  2. Judge’s statements at sentencing.  During sentencing, the judge questioned why she should impose only a $ 25,000 fine and a $ 436 restitution order, because in her view, that amount was about equal to the HUD subsidy of which the defendant had had the benefit, so in effect, there would be no punishment.  The inquiry was merely part of a discussion regarding the appropriate punishment given that the judge viewed the theft of public housing as a very serious crime.  That the judge held this view and took it into account was not improper but rather an appropriate component of that which is properly considered at sentencing.  See e.g. Commonwealth v. Derouin, 31 Mass. App. Ct. 968, 970 (1992), quoting from Commonwealth v. Coleman, 390 Mass. 797, 805 (1984) (appropriate considerations include the defendant’s history and behavior and, perhaps most important, “the nature of the offense and the circumstances surrounding the commission of the crime”).  See also Figgs v. Boston Housing Authority, 469 Mass. 354, 362 (2014) (discussing the importance “of promoting decent and affordable housing for all citizens”).

Conclusion.  We affirm the judgments; however, we vacate the restitution order and remand the case for further proceedings consistent with this opinion.

So ordered.

[1] The two perjury counts do not form the basis of any issues on appeal.

[2] Because we conclude that the lease in this case was a valuable contract in force, we do not decide whether the lease also constitutes a conveyance of “land.”


[3] It could be argued that the true “victim” in this case was not the BHA, but rather the next person on the list for subsidized housing.  In either case, the identity of the property owner is immaterial; the Commonwealth need only establish, beyond a reasonable doubt, “that the property belonged to someone other than the defendant.”  Commonwealth v. Souza, 397 Mass. 236, 238 (1986).  See Commonwealth v. Aldrich, 88 Mass. App. Ct. 113, 115 (2015).  Cf. Commonwealth v. McGovern, 397 Mass. 863, 868 (1986) (in context of malicious destruction of property, “[i]t is immaterial whether the defendant knew the identity of the owner of the property”).


[4] We do not hold or intend to imply that where market rent is paid and there is no pecuniary loss, any false statement of any lease application amounts to the crime of larceny from the landlord.

[5] See generally G. L. c. 277, § 25 (“If an indictment for a crime involving the commission or attempted commission of an injury to property describes the property with sufficient certainty in other respects to identify the act, it need not allege the name of the owner”).

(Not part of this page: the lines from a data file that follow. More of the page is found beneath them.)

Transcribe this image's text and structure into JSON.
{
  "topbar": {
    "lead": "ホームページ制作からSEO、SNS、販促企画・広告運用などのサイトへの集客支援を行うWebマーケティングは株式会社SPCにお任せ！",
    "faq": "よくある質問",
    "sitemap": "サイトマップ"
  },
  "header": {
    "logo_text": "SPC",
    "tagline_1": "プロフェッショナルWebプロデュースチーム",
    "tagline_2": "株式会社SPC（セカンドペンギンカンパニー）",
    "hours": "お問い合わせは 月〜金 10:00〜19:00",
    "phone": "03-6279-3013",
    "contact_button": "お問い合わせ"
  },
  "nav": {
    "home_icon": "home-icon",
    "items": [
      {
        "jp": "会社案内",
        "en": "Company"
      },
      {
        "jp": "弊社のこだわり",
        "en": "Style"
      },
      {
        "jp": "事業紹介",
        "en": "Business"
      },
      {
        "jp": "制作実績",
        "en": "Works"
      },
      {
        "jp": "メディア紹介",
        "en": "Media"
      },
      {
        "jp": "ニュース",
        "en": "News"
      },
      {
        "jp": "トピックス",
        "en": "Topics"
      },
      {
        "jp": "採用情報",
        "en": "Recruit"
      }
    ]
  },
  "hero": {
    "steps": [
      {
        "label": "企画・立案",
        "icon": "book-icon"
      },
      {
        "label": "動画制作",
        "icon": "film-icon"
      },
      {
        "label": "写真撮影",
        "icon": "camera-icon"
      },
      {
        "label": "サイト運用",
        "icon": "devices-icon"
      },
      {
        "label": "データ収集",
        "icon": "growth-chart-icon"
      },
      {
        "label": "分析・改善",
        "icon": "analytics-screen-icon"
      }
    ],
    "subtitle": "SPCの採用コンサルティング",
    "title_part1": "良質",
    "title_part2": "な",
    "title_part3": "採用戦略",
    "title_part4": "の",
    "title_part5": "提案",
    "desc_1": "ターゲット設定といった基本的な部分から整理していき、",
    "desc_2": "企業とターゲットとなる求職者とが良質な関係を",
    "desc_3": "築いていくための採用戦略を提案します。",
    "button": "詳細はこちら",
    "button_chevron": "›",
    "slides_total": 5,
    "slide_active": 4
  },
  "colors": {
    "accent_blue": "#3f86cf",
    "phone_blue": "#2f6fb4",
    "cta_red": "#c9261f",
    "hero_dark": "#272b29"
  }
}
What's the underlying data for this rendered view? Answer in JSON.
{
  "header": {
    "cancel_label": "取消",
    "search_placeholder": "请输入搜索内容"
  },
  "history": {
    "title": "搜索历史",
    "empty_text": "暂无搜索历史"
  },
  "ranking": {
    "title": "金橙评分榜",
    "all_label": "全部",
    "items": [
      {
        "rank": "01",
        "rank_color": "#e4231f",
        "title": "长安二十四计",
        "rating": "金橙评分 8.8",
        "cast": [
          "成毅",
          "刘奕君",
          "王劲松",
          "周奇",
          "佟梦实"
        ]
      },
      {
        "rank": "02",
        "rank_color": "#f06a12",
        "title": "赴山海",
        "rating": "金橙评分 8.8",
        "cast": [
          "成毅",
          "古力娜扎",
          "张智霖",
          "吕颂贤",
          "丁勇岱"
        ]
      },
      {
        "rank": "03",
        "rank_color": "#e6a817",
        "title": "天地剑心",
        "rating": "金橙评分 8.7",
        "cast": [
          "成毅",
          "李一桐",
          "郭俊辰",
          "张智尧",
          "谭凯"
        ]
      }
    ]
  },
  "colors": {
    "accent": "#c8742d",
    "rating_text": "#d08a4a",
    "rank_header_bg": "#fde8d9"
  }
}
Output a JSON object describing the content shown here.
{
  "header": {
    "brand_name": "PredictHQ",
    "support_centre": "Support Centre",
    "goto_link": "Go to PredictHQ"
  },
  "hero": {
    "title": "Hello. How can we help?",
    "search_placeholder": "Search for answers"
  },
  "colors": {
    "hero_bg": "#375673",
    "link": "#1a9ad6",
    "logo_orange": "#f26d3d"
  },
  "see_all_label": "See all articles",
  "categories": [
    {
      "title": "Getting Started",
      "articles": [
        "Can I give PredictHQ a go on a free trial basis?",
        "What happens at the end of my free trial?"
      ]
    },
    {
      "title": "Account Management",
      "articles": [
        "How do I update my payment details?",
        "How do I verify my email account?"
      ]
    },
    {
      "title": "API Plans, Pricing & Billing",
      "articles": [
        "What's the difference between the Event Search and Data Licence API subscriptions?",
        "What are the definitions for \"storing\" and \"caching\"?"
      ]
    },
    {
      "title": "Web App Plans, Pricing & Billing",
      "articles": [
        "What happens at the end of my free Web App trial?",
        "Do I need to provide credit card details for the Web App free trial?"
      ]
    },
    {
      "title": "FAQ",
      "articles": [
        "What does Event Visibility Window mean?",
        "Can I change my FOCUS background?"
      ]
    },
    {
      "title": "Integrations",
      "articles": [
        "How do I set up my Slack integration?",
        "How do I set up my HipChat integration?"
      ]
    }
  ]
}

[6] There are several judicially imposed restrictions on the imposition of restitution, which include, that 1) it be connected to the crime; 2) it be limited to the economic loss of the victim; 3) there is evidentiary support for the order; and 4) there is an opportunity for hearing that includes the right of cross-examination and ability to rebut with other evidence.  See id. at 737 n.20.

Full-text Opinions